Vascular endothelial growth factor (VEGF) is involved in the activation of the matrix metalloproteinase system (MMP) which in turn degrades the extracellular matrix involved in development, morphogenesis and tissue remodelling. Increased activity of MMPs has been implicated in atherosclerosis and cardiovascular disease. This study assessed plasma MMP and VEGF levels in patients with active acromegaly (IGF-I >130%ULN), and on treatment with pegvisomant.
Methods: 20 patients [9 female, mean age 57+/-14.0 years (mean plus/minus SD)], were studied at baseline and on pegvisomant. Plasma levels of MMP-2, MMP-9 and VEGF were measured by ELISA assays. Ethical approval was obtained. The data were analysed using the Wilcoxon matched pair test.
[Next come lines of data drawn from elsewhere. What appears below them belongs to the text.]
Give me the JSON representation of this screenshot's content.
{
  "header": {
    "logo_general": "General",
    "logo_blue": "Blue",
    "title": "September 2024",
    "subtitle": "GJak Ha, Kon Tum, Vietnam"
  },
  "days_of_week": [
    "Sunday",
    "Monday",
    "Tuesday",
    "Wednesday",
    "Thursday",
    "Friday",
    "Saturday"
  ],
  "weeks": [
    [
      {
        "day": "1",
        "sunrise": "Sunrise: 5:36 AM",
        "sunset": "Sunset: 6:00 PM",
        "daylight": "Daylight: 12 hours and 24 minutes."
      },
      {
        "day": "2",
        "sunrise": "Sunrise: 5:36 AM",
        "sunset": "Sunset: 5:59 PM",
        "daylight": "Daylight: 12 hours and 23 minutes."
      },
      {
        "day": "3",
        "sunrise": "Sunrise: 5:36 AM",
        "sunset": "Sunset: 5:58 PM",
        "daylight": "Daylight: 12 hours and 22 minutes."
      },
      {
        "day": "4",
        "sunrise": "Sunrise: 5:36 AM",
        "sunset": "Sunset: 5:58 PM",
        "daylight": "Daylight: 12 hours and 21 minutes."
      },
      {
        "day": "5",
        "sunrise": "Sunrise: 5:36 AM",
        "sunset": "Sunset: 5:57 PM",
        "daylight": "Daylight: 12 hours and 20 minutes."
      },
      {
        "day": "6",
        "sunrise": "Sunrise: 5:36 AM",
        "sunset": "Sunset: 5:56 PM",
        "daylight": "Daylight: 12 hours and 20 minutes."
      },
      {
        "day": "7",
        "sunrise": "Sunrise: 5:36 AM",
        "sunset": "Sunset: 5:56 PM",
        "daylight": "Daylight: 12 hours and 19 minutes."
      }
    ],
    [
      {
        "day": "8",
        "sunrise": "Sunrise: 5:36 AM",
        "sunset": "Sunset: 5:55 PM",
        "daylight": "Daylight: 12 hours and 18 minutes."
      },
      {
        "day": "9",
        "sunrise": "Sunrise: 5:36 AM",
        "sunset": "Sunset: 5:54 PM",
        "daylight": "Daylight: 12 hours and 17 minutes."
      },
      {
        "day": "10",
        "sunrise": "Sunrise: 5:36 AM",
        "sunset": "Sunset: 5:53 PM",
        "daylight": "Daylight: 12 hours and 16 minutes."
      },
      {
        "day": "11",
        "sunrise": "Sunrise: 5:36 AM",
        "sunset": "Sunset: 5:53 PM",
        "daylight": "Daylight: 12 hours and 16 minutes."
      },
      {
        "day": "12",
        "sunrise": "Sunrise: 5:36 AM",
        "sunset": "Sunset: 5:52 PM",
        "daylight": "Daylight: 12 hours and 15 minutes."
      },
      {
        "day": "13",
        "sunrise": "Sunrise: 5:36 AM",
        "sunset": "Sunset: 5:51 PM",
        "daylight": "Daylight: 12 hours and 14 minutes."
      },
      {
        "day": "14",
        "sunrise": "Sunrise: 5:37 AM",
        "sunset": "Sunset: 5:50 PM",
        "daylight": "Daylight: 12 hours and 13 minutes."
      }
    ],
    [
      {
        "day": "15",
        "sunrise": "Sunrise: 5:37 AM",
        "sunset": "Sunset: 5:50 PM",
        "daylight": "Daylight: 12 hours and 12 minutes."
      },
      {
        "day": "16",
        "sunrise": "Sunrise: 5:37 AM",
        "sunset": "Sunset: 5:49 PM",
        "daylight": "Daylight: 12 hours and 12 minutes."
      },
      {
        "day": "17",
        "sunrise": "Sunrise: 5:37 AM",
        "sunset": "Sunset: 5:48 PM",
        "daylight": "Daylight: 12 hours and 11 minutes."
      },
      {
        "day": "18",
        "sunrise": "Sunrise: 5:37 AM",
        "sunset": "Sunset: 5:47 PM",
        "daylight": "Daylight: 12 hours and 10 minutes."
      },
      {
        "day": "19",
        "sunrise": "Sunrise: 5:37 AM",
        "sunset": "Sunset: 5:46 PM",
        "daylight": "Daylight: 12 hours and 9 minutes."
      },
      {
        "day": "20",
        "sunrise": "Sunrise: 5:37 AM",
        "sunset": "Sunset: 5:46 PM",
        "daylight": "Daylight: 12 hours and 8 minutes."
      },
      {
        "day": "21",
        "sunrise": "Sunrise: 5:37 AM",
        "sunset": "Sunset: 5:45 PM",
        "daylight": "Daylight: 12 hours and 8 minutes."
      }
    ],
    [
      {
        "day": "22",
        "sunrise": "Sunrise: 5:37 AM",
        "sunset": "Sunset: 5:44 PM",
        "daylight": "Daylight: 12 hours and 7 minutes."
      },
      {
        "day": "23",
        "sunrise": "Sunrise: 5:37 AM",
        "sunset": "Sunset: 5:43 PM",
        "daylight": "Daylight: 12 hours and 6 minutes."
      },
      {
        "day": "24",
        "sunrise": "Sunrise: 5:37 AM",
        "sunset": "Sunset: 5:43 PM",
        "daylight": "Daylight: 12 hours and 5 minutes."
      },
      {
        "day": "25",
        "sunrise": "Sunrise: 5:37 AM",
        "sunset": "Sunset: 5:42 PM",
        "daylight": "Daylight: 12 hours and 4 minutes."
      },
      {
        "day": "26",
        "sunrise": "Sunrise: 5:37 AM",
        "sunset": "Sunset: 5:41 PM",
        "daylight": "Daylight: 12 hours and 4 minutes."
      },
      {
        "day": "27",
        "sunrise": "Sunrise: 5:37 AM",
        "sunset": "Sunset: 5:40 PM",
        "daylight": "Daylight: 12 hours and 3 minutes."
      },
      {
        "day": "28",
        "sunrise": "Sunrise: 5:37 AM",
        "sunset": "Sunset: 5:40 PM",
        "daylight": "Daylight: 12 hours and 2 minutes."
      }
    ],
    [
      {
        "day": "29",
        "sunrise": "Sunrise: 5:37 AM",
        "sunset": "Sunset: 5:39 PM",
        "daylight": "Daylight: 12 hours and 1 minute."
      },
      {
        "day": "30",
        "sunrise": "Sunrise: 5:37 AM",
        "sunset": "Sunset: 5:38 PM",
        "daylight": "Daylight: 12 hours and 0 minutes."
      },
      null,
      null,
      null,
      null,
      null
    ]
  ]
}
Results: Pegvisomant resulted in a fall in IGF-I [baseline median value: 623 nanograms per millilitre (range 333-992), on pegvisomant: 215 nanograms per millilitre (91-545)]. Doses of pegvisomant ranged from 10mg to 60mg. Significant parallel reductions were noted in both MMP-2 [350.4 micrograms per litre (101.7-751.5) vs 206.3 micrograms per litre (70.8-394.7) p<0.001] and VEGF [236.52 nanograms per litre (74.01-1102.61) vs 194.32 nanograms per litre (81.73-796.34) p=0.022] (all median, range). There was no significant difference in MMP-9 levels [786.1 micrograms per litre (540-1089.1) vs 818.75 micrograms per litre (144.1-1175.8) p=0.78]. No correlation was found between MMP-2, -9 or VEGF levels and IGF-I.
Conclusions: This is the first study to demonstrate that treatment of acromegaly with pegvisomant significantly lowers both MMP-2 and VEGF concentrations, in a group of individuals with increased cardiovascular risk. Further studies will be required to determine the significance of these findings with relation to cardiovascular disease.
03 - 05 Nov 2003
Society for Endocrinology